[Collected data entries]
○ ○ ○ ○ ○ ○ ○

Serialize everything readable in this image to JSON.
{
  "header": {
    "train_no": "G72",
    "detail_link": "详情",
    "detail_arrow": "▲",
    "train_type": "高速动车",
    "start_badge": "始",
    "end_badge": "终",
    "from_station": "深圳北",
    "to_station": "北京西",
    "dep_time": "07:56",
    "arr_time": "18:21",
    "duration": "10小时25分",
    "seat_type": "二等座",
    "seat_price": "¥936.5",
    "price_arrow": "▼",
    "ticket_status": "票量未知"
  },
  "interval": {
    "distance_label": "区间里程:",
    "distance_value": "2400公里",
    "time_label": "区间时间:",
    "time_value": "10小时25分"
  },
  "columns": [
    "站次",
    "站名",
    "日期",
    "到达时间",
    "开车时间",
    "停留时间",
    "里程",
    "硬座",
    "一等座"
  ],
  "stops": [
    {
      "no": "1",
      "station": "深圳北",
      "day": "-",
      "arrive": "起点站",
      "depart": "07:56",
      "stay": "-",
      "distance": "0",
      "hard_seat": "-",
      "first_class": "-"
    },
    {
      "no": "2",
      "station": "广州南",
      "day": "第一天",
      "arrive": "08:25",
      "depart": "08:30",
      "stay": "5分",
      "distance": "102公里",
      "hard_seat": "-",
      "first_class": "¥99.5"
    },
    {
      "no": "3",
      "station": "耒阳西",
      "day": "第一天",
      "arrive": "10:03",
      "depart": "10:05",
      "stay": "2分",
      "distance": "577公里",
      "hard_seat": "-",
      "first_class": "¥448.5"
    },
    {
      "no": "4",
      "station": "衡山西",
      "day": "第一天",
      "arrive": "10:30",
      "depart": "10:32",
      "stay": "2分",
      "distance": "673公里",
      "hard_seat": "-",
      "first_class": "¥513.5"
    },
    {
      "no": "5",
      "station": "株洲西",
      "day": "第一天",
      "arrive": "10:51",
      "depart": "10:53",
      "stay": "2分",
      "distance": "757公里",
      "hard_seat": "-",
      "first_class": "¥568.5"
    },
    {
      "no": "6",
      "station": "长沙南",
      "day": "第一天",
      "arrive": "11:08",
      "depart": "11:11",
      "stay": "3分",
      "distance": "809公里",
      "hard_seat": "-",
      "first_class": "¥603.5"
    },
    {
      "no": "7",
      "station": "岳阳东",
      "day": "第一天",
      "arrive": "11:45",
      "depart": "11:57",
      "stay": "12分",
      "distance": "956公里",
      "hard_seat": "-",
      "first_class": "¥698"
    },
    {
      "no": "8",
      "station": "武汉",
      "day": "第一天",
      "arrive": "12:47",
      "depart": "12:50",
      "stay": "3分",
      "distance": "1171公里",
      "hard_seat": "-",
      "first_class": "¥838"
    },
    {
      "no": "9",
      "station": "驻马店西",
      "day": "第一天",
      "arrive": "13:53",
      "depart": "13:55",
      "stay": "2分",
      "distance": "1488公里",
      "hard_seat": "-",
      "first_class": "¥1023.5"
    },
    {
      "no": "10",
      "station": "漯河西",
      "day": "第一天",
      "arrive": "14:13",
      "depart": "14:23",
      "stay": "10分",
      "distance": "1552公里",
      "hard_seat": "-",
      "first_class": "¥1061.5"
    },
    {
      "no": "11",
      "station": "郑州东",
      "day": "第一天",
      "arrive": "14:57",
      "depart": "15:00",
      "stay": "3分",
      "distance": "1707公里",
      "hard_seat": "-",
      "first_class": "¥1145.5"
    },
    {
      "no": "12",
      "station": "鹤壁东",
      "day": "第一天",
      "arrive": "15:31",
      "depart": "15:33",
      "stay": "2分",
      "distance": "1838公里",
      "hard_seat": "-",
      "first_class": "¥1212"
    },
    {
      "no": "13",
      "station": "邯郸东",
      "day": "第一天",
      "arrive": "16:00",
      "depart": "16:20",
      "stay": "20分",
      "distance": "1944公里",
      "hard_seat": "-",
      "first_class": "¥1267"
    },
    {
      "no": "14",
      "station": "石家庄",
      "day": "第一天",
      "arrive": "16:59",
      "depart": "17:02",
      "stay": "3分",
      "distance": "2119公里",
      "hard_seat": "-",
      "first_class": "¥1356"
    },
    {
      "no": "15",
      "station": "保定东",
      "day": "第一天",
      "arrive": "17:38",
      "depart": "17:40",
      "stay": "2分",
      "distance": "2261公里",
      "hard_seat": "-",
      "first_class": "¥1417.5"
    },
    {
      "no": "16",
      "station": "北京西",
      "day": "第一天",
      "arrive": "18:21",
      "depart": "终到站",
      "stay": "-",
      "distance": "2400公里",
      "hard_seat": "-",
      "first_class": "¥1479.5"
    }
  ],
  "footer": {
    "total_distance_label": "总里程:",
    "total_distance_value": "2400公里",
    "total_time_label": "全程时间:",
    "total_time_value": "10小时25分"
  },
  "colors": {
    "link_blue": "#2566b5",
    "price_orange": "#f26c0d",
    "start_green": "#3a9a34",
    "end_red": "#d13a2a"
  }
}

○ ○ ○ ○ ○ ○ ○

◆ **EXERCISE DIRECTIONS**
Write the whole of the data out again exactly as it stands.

◆ **TASK SOLUTION**
Serialize everything readable in this image to JSON.
{
  "header": {
    "train_no": "G72",
    "detail_link": "详情",
    "detail_arrow": "▲",
    "train_type": "高速动车",
    "start_badge": "始",
    "end_badge": "终",
    "from_station": "深圳北",
    "to_station": "北京西",
    "dep_time": "07:56",
    "arr_time": "18:21",
    "duration": "10小时25分",
    "seat_type": "二等座",
    "seat_price": "¥936.5",
    "price_arrow": "▼",
    "ticket_status": "票量未知"
  },
  "interval": {
    "distance_label": "区间里程:",
    "distance_value": "2400公里",
    "time_label": "区间时间:",
    "time_value": "10小时25分"
  },
  "columns": [
    "站次",
    "站名",
    "日期",
    "到达时间",
    "开车时间",
    "停留时间",
    "里程",
    "硬座",
    "一等座"
  ],
  "stops": [
    {
      "no": "1",
      "station": "深圳北",
      "day": "-",
      "arrive": "起点站",
      "depart": "07:56",
      "stay": "-",
      "distance": "0",
      "hard_seat": "-",
      "first_class": "-"
    },
    {
      "no": "2",
      "station": "广州南",
      "day": "第一天",
      "arrive": "08:25",
      "depart": "08:30",
      "stay": "5分",
      "distance": "102公里",
      "hard_seat": "-",
      "first_class": "¥99.5"
    },
    {
      "no": "3",
      "station": "耒阳西",
      "day": "第一天",
      "arrive": "10:03",
      "depart": "10:05",
      "stay": "2分",
      "distance": "577公里",
      "hard_seat": "-",
      "first_class": "¥448.5"
    },
    {
      "no": "4",
      "station": "衡山西",
      "day": "第一天",
      "arrive": "10:30",
      "depart": "10:32",
      "stay": "2分",
      "distance": "673公里",
      "hard_seat": "-",
      "first_class": "¥513.5"
    },
    {
      "no": "5",
      "station": "株洲西",
      "day": "第一天",
      "arrive": "10:51",
      "depart": "10:53",
      "stay": "2分",
      "distance": "757公里",
      "hard_seat": "-",
      "first_class": "¥568.5"
    },
    {
      "no": "6",
      "station": "长沙南",
      "day": "第一天",
      "arrive": "11:08",
      "depart": "11:11",
      "stay": "3分",
      "distance": "809公里",
      "hard_seat": "-",
      "first_class": "¥603.5"
    },
    {
      "no": "7",
      "station": "岳阳东",
      "day": "第一天",
      "arrive": "11:45",
      "depart": "11:57",
      "stay": "12分",
      "distance": "956公里",
      "hard_seat": "-",
      "first_class": "¥698"
    },
    {
      "no": "8",
      "station": "武汉",
      "day": "第一天",
      "arrive": "12:47",
      "depart": "12:50",
      "stay": "3分",
      "distance": "1171公里",
      "hard_seat": "-",
      "first_class": "¥838"
    },
    {
      "no": "9",
      "station": "驻马店西",
      "day": "第一天",
      "arrive": "13:53",
      "depart": "13:55",
      "stay": "2分",
      "distance": "1488公里",
      "hard_seat": "-",
      "first_class": "¥1023.5"
    },
    {
      "no": "10",
      "station": "漯河西",
      "day": "第一天",
      "arrive": "14:13",
      "depart": "14:23",
      "stay": "10分",
      "distance": "1552公里",
      "hard_seat": "-",
      "first_class": "¥1061.5"
    },
    {
      "no": "11",
      "station": "郑州东",
      "day": "第一天",
      "arrive": "14:57",
      "depart": "15:00",
      "stay": "3分",
      "distance": "1707公里",
      "hard_seat": "-",
      "first_class": "¥1145.5"
    },
    {
      "no": "12",
      "station": "鹤壁东",
      "day": "第一天",
      "arrive": "15:31",
      "depart": "15:33",
      "stay": "2分",
      "distance": "1838公里",
      "hard_seat": "-",
      "first_class": "¥1212"
    },
    {
      "no": "13",
      "station": "邯郸东",
      "day": "第一天",
      "arrive": "16:00",
      "depart": "16:20",
      "stay": "20分",
      "distance": "1944公里",
      "hard_seat": "-",
      "first_class": "¥1267"
    },
    {
      "no": "14",
      "station": "石家庄",
      "day": "第一天",
      "arrive": "16:59",
      "depart": "17:02",
      "stay": "3分",
      "distance": "2119公里",
      "hard_seat": "-",
      "first_class": "¥1356"
    },
    {
      "no": "15",
      "station": "保定东",
      "day": "第一天",
      "arrive": "17:38",
      "depart": "17:40",
      "stay": "2分",
      "distance": "2261公里",
      "hard_seat": "-",
      "first_class": "¥1417.5"
    },
    {
      "no": "16",
      "station": "北京西",
      "day": "第一天",
      "arrive": "18:21",
      "depart": "终到站",
      "stay": "-",
      "distance": "2400公里",
      "hard_seat": "-",
      "first_class": "¥1479.5"
    }
  ],
  "footer": {
    "total_distance_label": "总里程:",
    "total_distance_value": "2400公里",
    "total_time_label": "全程时间:",
    "total_time_value": "10小时25分"
  },
  "colors": {
    "link_blue": "#2566b5",
    "price_orange": "#f26c0d",
    "start_green": "#3a9a34",
    "end_red": "#d13a2a"
  }
}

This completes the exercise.